== AVAILABLE DATA
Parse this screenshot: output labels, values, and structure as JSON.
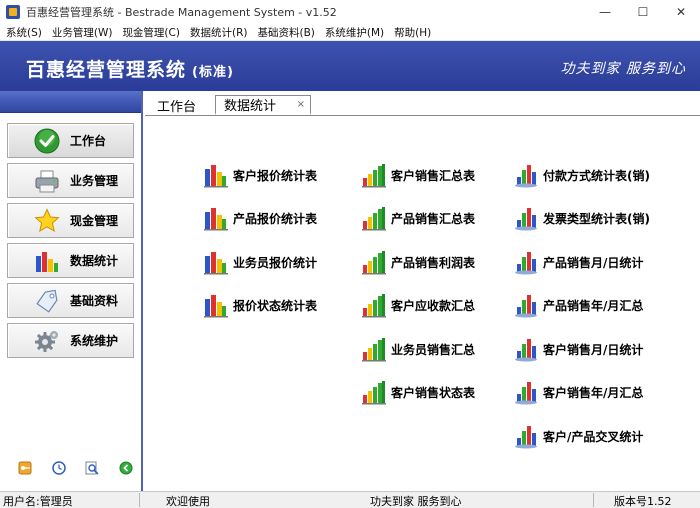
{
  "window": {
    "title": "百惠经营管理系统 - Bestrade Management System - v1.52",
    "minimize": "—",
    "maximize": "☐",
    "close": "✕"
  },
  "menu": [
    "系统(S)",
    "业务管理(W)",
    "现金管理(C)",
    "数据统计(R)",
    "基础资料(B)",
    "系统维护(M)",
    "帮助(H)"
  ],
  "banner": {
    "title": "百惠经营管理系统",
    "subtitle": "(标准)",
    "slogan": "功夫到家 服务到心"
  },
  "sidebar": {
    "items": [
      {
        "label": "工作台",
        "icon": "checkmark-icon"
      },
      {
        "label": "业务管理",
        "icon": "printer-icon"
      },
      {
        "label": "现金管理",
        "icon": "star-icon"
      },
      {
        "label": "数据统计",
        "icon": "bar-chart-icon"
      },
      {
        "label": "基础资料",
        "icon": "tag-icon"
      },
      {
        "label": "系统维护",
        "icon": "gear-icon"
      }
    ],
    "bottom_icons": [
      "key-icon",
      "clock-icon",
      "search-icon",
      "exit-icon"
    ]
  },
  "tabs": [
    {
      "label": "工作台"
    },
    {
      "label": "数据统计",
      "close": "×"
    }
  ],
  "reports": {
    "col1": [
      "客户报价统计表",
      "产品报价统计表",
      "业务员报价统计",
      "报价状态统计表"
    ],
    "col2": [
      "客户销售汇总表",
      "产品销售汇总表",
      "产品销售利润表",
      "客户应收款汇总",
      "业务员销售汇总",
      "客户销售状态表"
    ],
    "col3": [
      "付款方式统计表(销)",
      "发票类型统计表(销)",
      "产品销售月/日统计",
      "产品销售年/月汇总",
      "客户销售月/日统计",
      "客户销售年/月汇总",
      "客户/产品交叉统计"
    ]
  },
  "status": {
    "user": "用户名:管理员",
    "welcome": "欢迎使用",
    "slogan": "功夫到家 服务到心",
    "version": "版本号1.52"
  },
  "colors": {
    "banner": "#2a3c97",
    "accent": "#3f58b4"
  }
}
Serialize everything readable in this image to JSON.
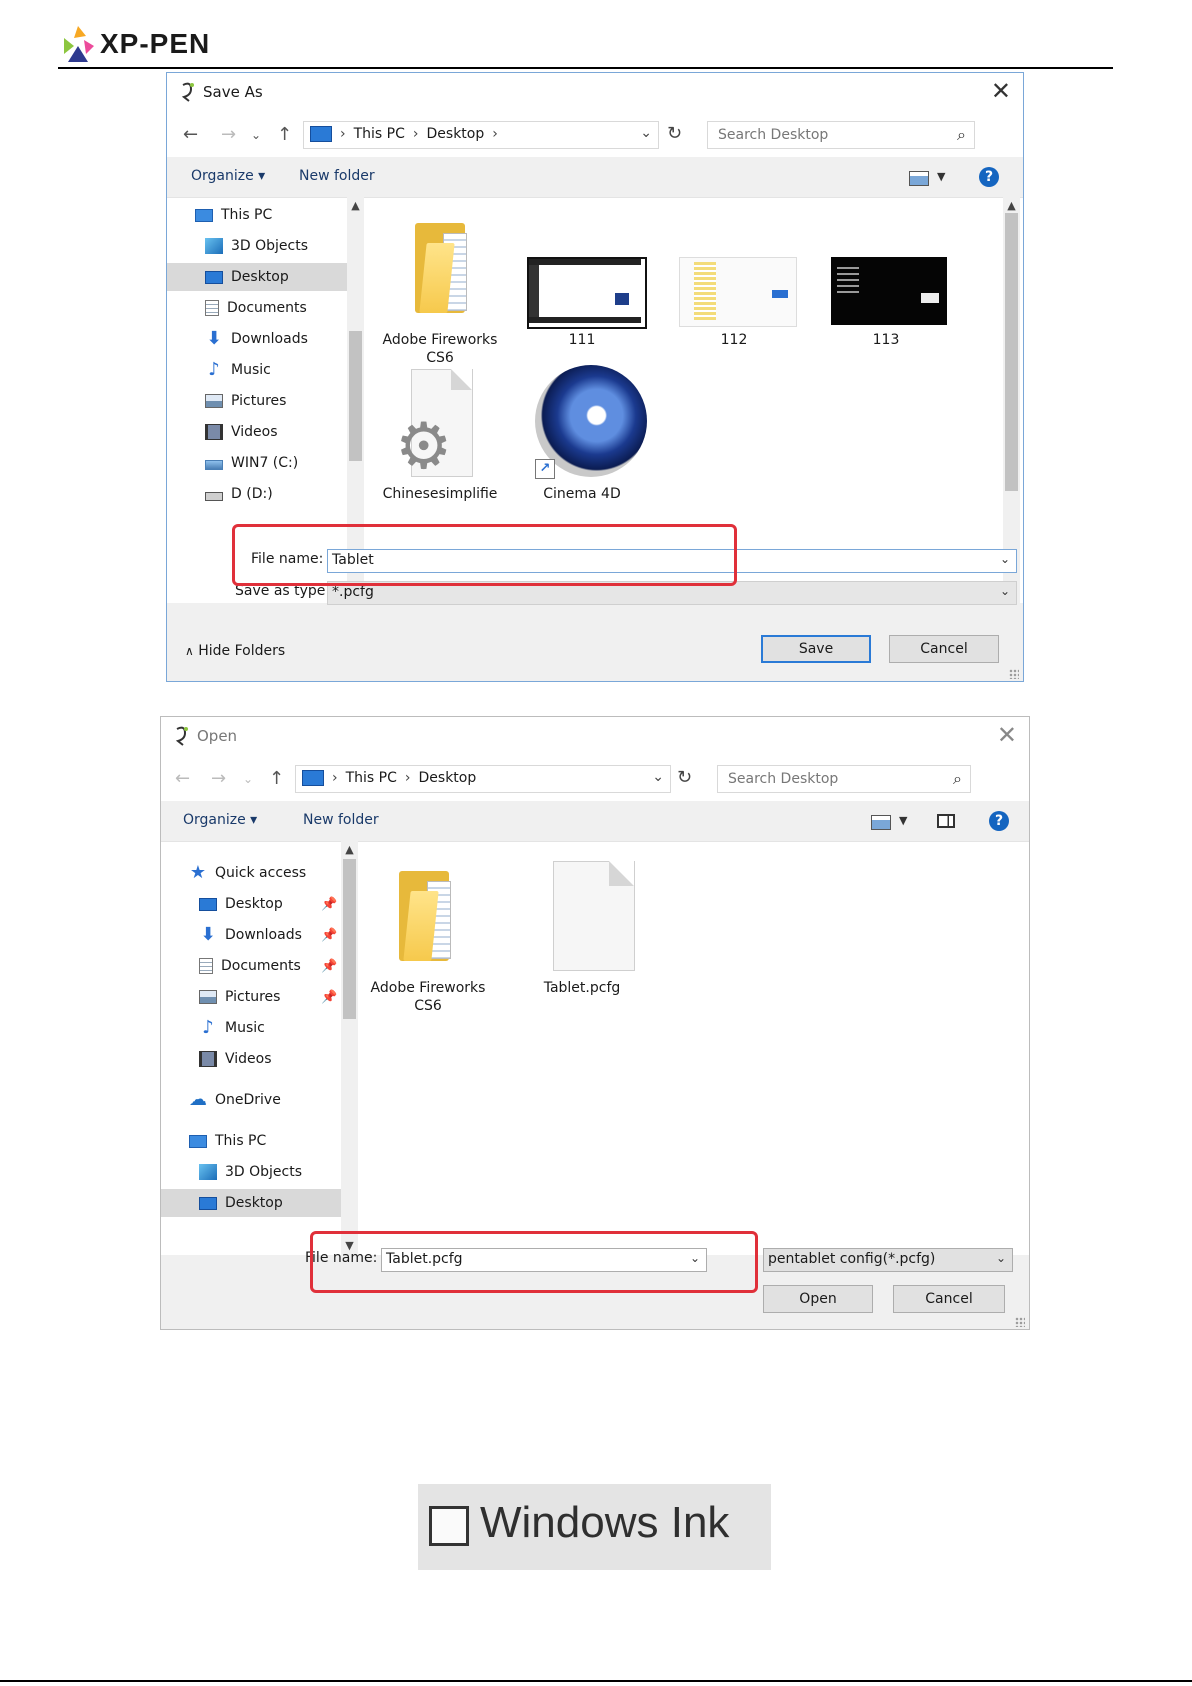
{
  "header": {
    "brand": "XP-PEN"
  },
  "save_dialog": {
    "title": "Save As",
    "breadcrumb": [
      "This PC",
      "Desktop"
    ],
    "search_placeholder": "Search Desktop",
    "toolbar": {
      "organize": "Organize ▾",
      "new_folder": "New folder"
    },
    "nav_items": [
      {
        "label": "This PC",
        "icon": "computer-icon"
      },
      {
        "label": "3D Objects",
        "icon": "3d-objects-icon"
      },
      {
        "label": "Desktop",
        "icon": "desktop-icon"
      },
      {
        "label": "Documents",
        "icon": "documents-icon"
      },
      {
        "label": "Downloads",
        "icon": "downloads-icon"
      },
      {
        "label": "Music",
        "icon": "music-icon"
      },
      {
        "label": "Pictures",
        "icon": "pictures-icon"
      },
      {
        "label": "Videos",
        "icon": "videos-icon"
      },
      {
        "label": "WIN7 (C:)",
        "icon": "drive-c-icon"
      },
      {
        "label": "D (D:)",
        "icon": "drive-icon"
      }
    ],
    "files": [
      {
        "label": "Adobe Fireworks CS6",
        "icon": "folder-icon"
      },
      {
        "label": "111",
        "icon": "screenshot-thumbnail"
      },
      {
        "label": "112",
        "icon": "screenshot-thumbnail"
      },
      {
        "label": "113",
        "icon": "screenshot-thumbnail"
      },
      {
        "label": "Chinesesimplifie",
        "icon": "settings-file-icon"
      },
      {
        "label": "Cinema 4D",
        "icon": "cinema4d-shortcut-icon"
      }
    ],
    "file_name_label": "File name:",
    "file_name_value": "Tablet",
    "save_type_label": "Save as type:",
    "save_type_value": "*.pcfg",
    "hide_folders": "Hide Folders",
    "save_button": "Save",
    "cancel_button": "Cancel"
  },
  "open_dialog": {
    "title": "Open",
    "breadcrumb": [
      "This PC",
      "Desktop"
    ],
    "search_placeholder": "Search Desktop",
    "toolbar": {
      "organize": "Organize ▾",
      "new_folder": "New folder"
    },
    "nav_items": [
      {
        "label": "Quick access",
        "icon": "star-icon"
      },
      {
        "label": "Desktop",
        "icon": "desktop-icon",
        "pinned": true
      },
      {
        "label": "Downloads",
        "icon": "downloads-icon",
        "pinned": true
      },
      {
        "label": "Documents",
        "icon": "documents-icon",
        "pinned": true
      },
      {
        "label": "Pictures",
        "icon": "pictures-icon",
        "pinned": true
      },
      {
        "label": "Music",
        "icon": "music-icon"
      },
      {
        "label": "Videos",
        "icon": "videos-icon"
      },
      {
        "label": "OneDrive",
        "icon": "onedrive-icon"
      },
      {
        "label": "This PC",
        "icon": "computer-icon"
      },
      {
        "label": "3D Objects",
        "icon": "3d-objects-icon"
      },
      {
        "label": "Desktop",
        "icon": "desktop-icon"
      }
    ],
    "files": [
      {
        "label": "Adobe Fireworks CS6",
        "icon": "folder-icon"
      },
      {
        "label": "Tablet.pcfg",
        "icon": "blank-file-icon"
      }
    ],
    "file_name_label": "File name:",
    "file_name_value": "Tablet.pcfg",
    "file_type_value": "pentablet config(*.pcfg)",
    "open_button": "Open",
    "cancel_button": "Cancel"
  },
  "windows_ink": {
    "label": "Windows Ink",
    "checked": false
  },
  "colors": {
    "accent": "#2a7ad6",
    "highlight": "#e0303a"
  }
}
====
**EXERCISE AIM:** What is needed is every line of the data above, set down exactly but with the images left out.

**RESPONSE AREA:**
Parse this screenshot: output labels, values, and structure as JSON.
{
  "window": {
    "title": "百惠经营管理系统 - Bestrade Management System - v1.52",
    "minimize": "—",
    "maximize": "☐",
    "close": "✕"
  },
  "menu": [
    "系统(S)",
    "业务管理(W)",
    "现金管理(C)",
    "数据统计(R)",
    "基础资料(B)",
    "系统维护(M)",
    "帮助(H)"
  ],
  "banner": {
    "title": "百惠经营管理系统",
    "subtitle": "(标准)",
    "slogan": "功夫到家 服务到心"
  },
  "sidebar": {
    "items": [
      {
        "label": "工作台",
        "icon": "checkmark-icon"
      },
      {
        "label": "业务管理",
        "icon": "printer-icon"
      },
      {
        "label": "现金管理",
        "icon": "star-icon"
      },
      {
        "label": "数据统计",
        "icon": "bar-chart-icon"
      },
      {
        "label": "基础资料",
        "icon": "tag-icon"
      },
      {
        "label": "系统维护",
        "icon": "gear-icon"
      }
    ],
    "bottom_icons": [
      "key-icon",
      "clock-icon",
      "search-icon",
      "exit-icon"
    ]
  },
  "tabs": [
    {
      "label": "工作台"
    },
    {
      "label": "数据统计",
      "close": "×"
    }
  ],
  "reports": {
    "col1": [
      "客户报价统计表",
      "产品报价统计表",
      "业务员报价统计",
      "报价状态统计表"
    ],
    "col2": [
      "客户销售汇总表",
      "产品销售汇总表",
      "产品销售利润表",
      "客户应收款汇总",
      "业务员销售汇总",
      "客户销售状态表"
    ],
    "col3": [
      "付款方式统计表(销)",
      "发票类型统计表(销)",
      "产品销售月/日统计",
      "产品销售年/月汇总",
      "客户销售月/日统计",
      "客户销售年/月汇总",
      "客户/产品交叉统计"
    ]
  },
  "status": {
    "user": "用户名:管理员",
    "welcome": "欢迎使用",
    "slogan": "功夫到家 服务到心",
    "version": "版本号1.52"
  },
  "colors": {
    "banner": "#2a3c97",
    "accent": "#3f58b4"
  }
}
Serialize everything readable in this image to JSON.
{
  "header": {
    "brand": "XP-PEN"
  },
  "save_dialog": {
    "title": "Save As",
    "breadcrumb": [
      "This PC",
      "Desktop"
    ],
    "search_placeholder": "Search Desktop",
    "toolbar": {
      "organize": "Organize ▾",
      "new_folder": "New folder"
    },
    "nav_items": [
      {
        "label": "This PC",
        "icon": "computer-icon"
      },
      {
        "label": "3D Objects",
        "icon": "3d-objects-icon"
      },
      {
        "label": "Desktop",
        "icon": "desktop-icon"
      },
      {
        "label": "Documents",
        "icon": "documents-icon"
      },
      {
        "label": "Downloads",
        "icon": "downloads-icon"
      },
      {
        "label": "Music",
        "icon": "music-icon"
      },
      {
        "label": "Pictures",
        "icon": "pictures-icon"
      },
      {
        "label": "Videos",
        "icon": "videos-icon"
      },
      {
        "label": "WIN7 (C:)",
        "icon": "drive-c-icon"
      },
      {
        "label": "D (D:)",
        "icon": "drive-icon"
      }
    ],
    "files": [
      {
        "label": "Adobe Fireworks CS6",
        "icon": "folder-icon"
      },
      {
        "label": "111",
        "icon": "screenshot-thumbnail"
      },
      {
        "label": "112",
        "icon": "screenshot-thumbnail"
      },
      {
        "label": "113",
        "icon": "screenshot-thumbnail"
      },
      {
        "label": "Chinesesimplifie",
        "icon": "settings-file-icon"
      },
      {
        "label": "Cinema 4D",
        "icon": "cinema4d-shortcut-icon"
      }
    ],
    "file_name_label": "File name:",
    "file_name_value": "Tablet",
    "save_type_label": "Save as type:",
    "save_type_value": "*.pcfg",
    "hide_folders": "Hide Folders",
    "save_button": "Save",
    "cancel_button": "Cancel"
  },
  "open_dialog": {
    "title": "Open",
    "breadcrumb": [
      "This PC",
      "Desktop"
    ],
    "search_placeholder": "Search Desktop",
    "toolbar": {
      "organize": "Organize ▾",
      "new_folder": "New folder"
    },
    "nav_items": [
      {
        "label": "Quick access",
        "icon": "star-icon"
      },
      {
        "label": "Desktop",
        "icon": "desktop-icon",
        "pinned": true
      },
      {
        "label": "Downloads",
        "icon": "downloads-icon",
        "pinned": true
      },
      {
        "label": "Documents",
        "icon": "documents-icon",
        "pinned": true
      },
      {
        "label": "Pictures",
        "icon": "pictures-icon",
        "pinned": true
      },
      {
        "label": "Music",
        "icon": "music-icon"
      },
      {
        "label": "Videos",
        "icon": "videos-icon"
      },
      {
        "label": "OneDrive",
        "icon": "onedrive-icon"
      },
      {
        "label": "This PC",
        "icon": "computer-icon"
      },
      {
        "label": "3D Objects",
        "icon": "3d-objects-icon"
      },
      {
        "label": "Desktop",
        "icon": "desktop-icon"
      }
    ],
    "files": [
      {
        "label": "Adobe Fireworks CS6",
        "icon": "folder-icon"
      },
      {
        "label": "Tablet.pcfg",
        "icon": "blank-file-icon"
      }
    ],
    "file_name_label": "File name:",
    "file_name_value": "Tablet.pcfg",
    "file_type_value": "pentablet config(*.pcfg)",
    "open_button": "Open",
    "cancel_button": "Cancel"
  },
  "windows_ink": {
    "label": "Windows Ink",
    "checked": false
  },
  "colors": {
    "accent": "#2a7ad6",
    "highlight": "#e0303a"
  }
}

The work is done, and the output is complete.